Knowing who your visitors are and why they are visiting will be the basis for the content you put on your site. NY Publishers Provides tips to help create relevant content for your targeted audiences.
Give kids fun activities to play with
Make sure to add some interesting things for children to your site, including hyperlinks to download games and free things. I recently spoke with Lian Tanner, the author of The Keepers Trilogy, about her website, which is dedicated to freebies for children.
"In my experience, children love additional things - such as free bookplates, quizzes, and parts of the story that didn't make the final novel," Lian said. "It's a way of engaging even more with a book or series they've loved, taking something away with them, providing a bit of story-after-the-story."
Provide fun things for children to do
Make sure to add some interesting things for children to your site, including the ability to download and download activities and free things. I recently talked to Lian Tanner, the author of The Keepers Trilogy, about her site with freebies and games for kids...
"In my experience, kids appreciate extras like free bookplates, games, and stories that didn't make the final book," Lian said. "It's a way of engaging even more with a book or series they've loved, taking something away with them, providing a bit of story-after-the-story."
Tell your story in visual form.
For young audiences, promote curiosity through images. New Zealand-based YA author Cath Mayo tells her life story through huge personal photographs.
"I think engaging with a site is an extremely visual process," Cath says.
"I've utilized this method a lot on my website, particularly in my "About Me" section, "Thirteen interesting things about me," and for my "The Greek Bronze Age' page and "Odysseus's Dagger"."
Answer frequently asked questions.
Rainbow Rowell, author of Fangirl, the Inky Awards shortlisted, Fangirl is featured on a short About page. However, she also utilizes a (humorous) FAQ page for fans to offer brief information and hyperlinks to further reading.
Present the artwork and letters that you receive from your young readers.
Chrissie Perry has created a page where children can send notes to Penelope Penelope, the most popular character from her children's books. When children send in their letters, Chrissie publishes them on her website, which is accessible to all.

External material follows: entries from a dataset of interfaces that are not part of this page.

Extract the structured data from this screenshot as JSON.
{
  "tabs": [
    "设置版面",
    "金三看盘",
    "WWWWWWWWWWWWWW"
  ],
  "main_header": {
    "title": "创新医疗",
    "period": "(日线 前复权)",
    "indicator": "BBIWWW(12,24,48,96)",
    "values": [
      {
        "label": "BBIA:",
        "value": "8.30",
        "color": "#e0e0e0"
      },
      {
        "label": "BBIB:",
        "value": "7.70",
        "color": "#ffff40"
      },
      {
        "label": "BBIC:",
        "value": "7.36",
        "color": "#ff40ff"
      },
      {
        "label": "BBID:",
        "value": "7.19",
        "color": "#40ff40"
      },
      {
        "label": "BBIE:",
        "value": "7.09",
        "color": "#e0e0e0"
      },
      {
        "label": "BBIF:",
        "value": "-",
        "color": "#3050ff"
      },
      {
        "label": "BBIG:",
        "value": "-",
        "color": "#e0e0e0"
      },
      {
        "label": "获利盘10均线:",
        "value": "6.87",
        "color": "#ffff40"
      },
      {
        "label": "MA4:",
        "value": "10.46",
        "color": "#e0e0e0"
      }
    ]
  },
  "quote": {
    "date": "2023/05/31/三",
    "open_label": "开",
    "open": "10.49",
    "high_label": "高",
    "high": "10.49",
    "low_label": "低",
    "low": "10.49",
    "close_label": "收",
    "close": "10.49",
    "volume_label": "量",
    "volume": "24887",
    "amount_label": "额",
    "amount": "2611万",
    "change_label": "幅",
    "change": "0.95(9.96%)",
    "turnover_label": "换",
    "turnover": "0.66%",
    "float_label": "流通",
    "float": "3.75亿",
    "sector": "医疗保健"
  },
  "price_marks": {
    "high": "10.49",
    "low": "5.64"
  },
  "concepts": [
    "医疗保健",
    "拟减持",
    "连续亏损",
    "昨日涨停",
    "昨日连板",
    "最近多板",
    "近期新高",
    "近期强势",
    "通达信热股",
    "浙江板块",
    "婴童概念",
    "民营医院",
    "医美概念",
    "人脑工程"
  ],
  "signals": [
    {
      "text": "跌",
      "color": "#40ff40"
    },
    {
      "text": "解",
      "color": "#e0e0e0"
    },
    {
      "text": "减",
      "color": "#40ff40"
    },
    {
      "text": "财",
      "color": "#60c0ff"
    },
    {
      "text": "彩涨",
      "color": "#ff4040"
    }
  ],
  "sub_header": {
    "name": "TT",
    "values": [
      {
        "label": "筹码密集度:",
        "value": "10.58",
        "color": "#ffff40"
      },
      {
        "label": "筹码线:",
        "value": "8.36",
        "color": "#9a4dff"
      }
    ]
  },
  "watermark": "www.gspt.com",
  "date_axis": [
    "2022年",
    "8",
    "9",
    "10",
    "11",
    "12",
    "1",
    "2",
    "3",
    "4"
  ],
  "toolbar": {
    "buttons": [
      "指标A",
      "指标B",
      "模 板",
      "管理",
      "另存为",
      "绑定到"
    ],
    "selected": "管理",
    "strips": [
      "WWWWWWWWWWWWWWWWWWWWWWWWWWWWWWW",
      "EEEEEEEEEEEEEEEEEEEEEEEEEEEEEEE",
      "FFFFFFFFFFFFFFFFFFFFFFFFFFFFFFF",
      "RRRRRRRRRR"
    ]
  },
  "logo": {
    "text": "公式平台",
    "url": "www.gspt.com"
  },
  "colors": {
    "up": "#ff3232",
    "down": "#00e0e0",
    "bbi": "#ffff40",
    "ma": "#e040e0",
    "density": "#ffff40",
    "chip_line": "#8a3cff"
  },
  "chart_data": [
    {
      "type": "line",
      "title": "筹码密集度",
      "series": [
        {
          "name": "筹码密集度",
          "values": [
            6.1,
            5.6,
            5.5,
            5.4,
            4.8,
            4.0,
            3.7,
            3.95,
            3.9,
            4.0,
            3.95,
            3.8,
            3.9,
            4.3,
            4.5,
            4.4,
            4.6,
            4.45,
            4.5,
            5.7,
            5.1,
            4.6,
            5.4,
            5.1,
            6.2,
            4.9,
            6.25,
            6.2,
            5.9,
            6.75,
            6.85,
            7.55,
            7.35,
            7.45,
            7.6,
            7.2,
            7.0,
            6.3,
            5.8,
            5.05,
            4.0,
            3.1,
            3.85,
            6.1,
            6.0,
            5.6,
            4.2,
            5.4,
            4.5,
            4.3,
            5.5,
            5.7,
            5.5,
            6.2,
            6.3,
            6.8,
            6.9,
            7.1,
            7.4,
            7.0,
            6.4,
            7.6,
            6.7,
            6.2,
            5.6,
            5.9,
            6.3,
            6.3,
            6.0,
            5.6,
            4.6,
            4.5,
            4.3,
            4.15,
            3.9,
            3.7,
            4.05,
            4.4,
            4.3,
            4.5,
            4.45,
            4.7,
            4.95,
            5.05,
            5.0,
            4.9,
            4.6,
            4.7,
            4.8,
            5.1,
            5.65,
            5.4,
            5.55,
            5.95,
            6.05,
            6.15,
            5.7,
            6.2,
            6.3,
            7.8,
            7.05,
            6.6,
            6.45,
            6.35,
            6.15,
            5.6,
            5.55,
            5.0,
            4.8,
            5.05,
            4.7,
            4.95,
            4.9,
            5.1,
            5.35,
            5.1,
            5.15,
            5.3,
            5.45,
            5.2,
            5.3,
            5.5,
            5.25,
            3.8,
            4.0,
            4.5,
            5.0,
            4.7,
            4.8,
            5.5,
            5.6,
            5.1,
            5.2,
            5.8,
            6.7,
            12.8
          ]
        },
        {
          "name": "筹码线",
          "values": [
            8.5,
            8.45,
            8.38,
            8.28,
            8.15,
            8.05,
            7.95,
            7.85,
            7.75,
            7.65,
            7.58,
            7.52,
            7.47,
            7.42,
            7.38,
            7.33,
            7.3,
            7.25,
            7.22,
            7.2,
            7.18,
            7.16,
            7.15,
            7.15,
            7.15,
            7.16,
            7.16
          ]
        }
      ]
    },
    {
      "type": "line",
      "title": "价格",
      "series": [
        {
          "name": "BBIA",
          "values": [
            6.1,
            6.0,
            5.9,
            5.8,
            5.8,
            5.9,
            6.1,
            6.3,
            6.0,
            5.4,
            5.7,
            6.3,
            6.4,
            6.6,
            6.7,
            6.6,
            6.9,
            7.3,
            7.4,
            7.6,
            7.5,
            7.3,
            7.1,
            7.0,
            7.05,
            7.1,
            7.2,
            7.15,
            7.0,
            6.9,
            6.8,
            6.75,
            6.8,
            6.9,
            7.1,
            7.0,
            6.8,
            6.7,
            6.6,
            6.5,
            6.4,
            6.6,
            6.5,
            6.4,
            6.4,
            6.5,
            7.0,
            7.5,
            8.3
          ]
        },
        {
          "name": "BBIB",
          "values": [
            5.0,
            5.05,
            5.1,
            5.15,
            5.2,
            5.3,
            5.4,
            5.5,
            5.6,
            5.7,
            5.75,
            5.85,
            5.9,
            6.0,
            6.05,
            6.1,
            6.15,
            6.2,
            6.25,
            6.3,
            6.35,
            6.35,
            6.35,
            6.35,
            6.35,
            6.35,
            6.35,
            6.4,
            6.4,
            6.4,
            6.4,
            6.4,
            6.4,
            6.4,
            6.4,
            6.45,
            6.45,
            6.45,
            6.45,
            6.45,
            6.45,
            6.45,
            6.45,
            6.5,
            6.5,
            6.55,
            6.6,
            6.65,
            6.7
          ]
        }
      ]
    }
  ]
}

Let the hassle of hiring you to conduct school visits.
Teachers at schools are always seeking speakers, particularly around Book Week. Include a page on your website that outlines your speaking events in depth. Children's authors don't want to sound like a salesperson. Your bookings could be more effective if you think like a salesperson.
Speaking events at school are usually connected to a particular theme or course. Authors of books are also librarians across all levels of the year. Make sure that teachers and librarians know that your book or workshop corresponds to the curriculum of schools and which year levels it is appropriate for.
Create content that can be shared with many different types of
If you're an artist, your website isn't only for kids, teachers, and parents. It's for prospective customers, Publishers, and other authors.
Incorporating your work-in-progress drawings will give people an incentive to follow you and gives them an insight into your work. Allow people to access your workspace. The illustrator and author from Melbourne, Anne Ryan, produced a video that invites visitors to visit her workspace.
"I created the video to draw the attention of publishers by displaying my professional dedication to my profession as an illustrator/author."
"Through my experience in the schools, I was able to see that teachers were seeking small grabs of information to give to their students that wouldn't be a lengthy session."
"Students are fascinated by the research they can do on YouTube. Videos are accessible and can quickly provide information using this video platform ."
By investing some time in the video, Anne could create an educational piece that inspires children, aids schools to book school visits, and earns more illustration commissions.
"The film has proven to be an extremely successful tool in increasing my visibility and promoting my work on various media."
Children love music. You can add a soundtrack to your book or website.
Emily has a song specifically written for her book "The Side'. Side', performed by Tim Reid and Emma Heeney. Tim gives guitar instruction to help you master the basics of chords and strumming. The lyrics, as well as the guitar chords, are at The back of this book.
Be clear about the principles that drive your work.
Another segment of your market could be parents who buy the books they want for their kids and their friends.
Simon Sinek, author, and motivational speaker suggests that people buy from what they believe in, not the things they sell. Subtly, weave your beliefs into your biographical details. If you can present your worldview and values to like-minded people, they will be drawn to your work. Parents don't buy books to entertain their children. They are valuable tools for children's development and teach them valuable life lessons.